A verbatim copy of every entry is required.

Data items
/---
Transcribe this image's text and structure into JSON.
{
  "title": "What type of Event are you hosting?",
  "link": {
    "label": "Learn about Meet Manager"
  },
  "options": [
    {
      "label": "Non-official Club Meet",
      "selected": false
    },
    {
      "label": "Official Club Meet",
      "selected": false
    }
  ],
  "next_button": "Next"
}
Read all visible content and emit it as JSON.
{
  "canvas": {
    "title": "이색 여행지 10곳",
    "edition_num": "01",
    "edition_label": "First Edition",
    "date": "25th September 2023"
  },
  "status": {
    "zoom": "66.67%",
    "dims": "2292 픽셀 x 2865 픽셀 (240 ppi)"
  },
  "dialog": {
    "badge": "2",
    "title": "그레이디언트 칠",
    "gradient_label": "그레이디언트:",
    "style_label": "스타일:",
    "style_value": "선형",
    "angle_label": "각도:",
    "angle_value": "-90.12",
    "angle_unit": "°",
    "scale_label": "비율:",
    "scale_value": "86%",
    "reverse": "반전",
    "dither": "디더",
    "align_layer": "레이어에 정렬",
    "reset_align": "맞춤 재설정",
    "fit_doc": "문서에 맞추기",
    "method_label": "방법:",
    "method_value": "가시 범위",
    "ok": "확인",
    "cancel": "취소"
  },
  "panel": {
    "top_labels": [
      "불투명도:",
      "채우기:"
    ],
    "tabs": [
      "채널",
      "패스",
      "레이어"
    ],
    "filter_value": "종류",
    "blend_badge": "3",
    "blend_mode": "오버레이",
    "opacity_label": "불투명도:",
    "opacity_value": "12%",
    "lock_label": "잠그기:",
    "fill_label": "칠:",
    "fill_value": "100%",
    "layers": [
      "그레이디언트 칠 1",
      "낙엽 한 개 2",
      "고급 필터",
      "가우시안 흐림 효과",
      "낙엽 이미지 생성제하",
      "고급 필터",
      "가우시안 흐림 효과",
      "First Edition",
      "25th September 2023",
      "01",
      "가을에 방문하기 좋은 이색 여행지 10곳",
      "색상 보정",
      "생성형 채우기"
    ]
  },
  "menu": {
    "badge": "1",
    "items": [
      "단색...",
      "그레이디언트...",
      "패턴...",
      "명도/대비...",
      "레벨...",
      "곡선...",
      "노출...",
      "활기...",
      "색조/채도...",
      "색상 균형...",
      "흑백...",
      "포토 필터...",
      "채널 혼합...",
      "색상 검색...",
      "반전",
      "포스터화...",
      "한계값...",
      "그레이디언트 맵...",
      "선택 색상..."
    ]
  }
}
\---
EXERCISE ANSWER »
Transcribe this image's text and structure into JSON.
{
  "title": "What type of Event are you hosting?",
  "link": {
    "label": "Learn about Meet Manager"
  },
  "options": [
    {
      "label": "Non-official Club Meet",
      "selected": false
    },
    {
      "label": "Official Club Meet",
      "selected": false
    }
  ],
  "next_button": "Next"
}
Read all visible content and emit it as JSON.
{
  "canvas": {
    "title": "이색 여행지 10곳",
    "edition_num": "01",
    "edition_label": "First Edition",
    "date": "25th September 2023"
  },
  "status": {
    "zoom": "66.67%",
    "dims": "2292 픽셀 x 2865 픽셀 (240 ppi)"
  },
  "dialog": {
    "badge": "2",
    "title": "그레이디언트 칠",
    "gradient_label": "그레이디언트:",
    "style_label": "스타일:",
    "style_value": "선형",
    "angle_label": "각도:",
    "angle_value": "-90.12",
    "angle_unit": "°",
    "scale_label": "비율:",
    "scale_value": "86%",
    "reverse": "반전",
    "dither": "디더",
    "align_layer": "레이어에 정렬",
    "reset_align": "맞춤 재설정",
    "fit_doc": "문서에 맞추기",
    "method_label": "방법:",
    "method_value": "가시 범위",
    "ok": "확인",
    "cancel": "취소"
  },
  "panel": {
    "top_labels": [
      "불투명도:",
      "채우기:"
    ],
    "tabs": [
      "채널",
      "패스",
      "레이어"
    ],
    "filter_value": "종류",
    "blend_badge": "3",
    "blend_mode": "오버레이",
    "opacity_label": "불투명도:",
    "opacity_value": "12%",
    "lock_label": "잠그기:",
    "fill_label": "칠:",
    "fill_value": "100%",
    "layers": [
      "그레이디언트 칠 1",
      "낙엽 한 개 2",
      "고급 필터",
      "가우시안 흐림 효과",
      "낙엽 이미지 생성제하",
      "고급 필터",
      "가우시안 흐림 효과",
      "First Edition",
      "25th September 2023",
      "01",
      "가을에 방문하기 좋은 이색 여행지 10곳",
      "색상 보정",
      "생성형 채우기"
    ]
  },
  "menu": {
    "badge": "1",
    "items": [
      "단색...",
      "그레이디언트...",
      "패턴...",
      "명도/대비...",
      "레벨...",
      "곡선...",
      "노출...",
      "활기...",
      "색조/채도...",
      "색상 균형...",
      "흑백...",
      "포토 필터...",
      "채널 혼합...",
      "색상 검색...",
      "반전",
      "포스터화...",
      "한계값...",
      "그레이디언트 맵...",
      "선택 색상..."
    ]
  }
}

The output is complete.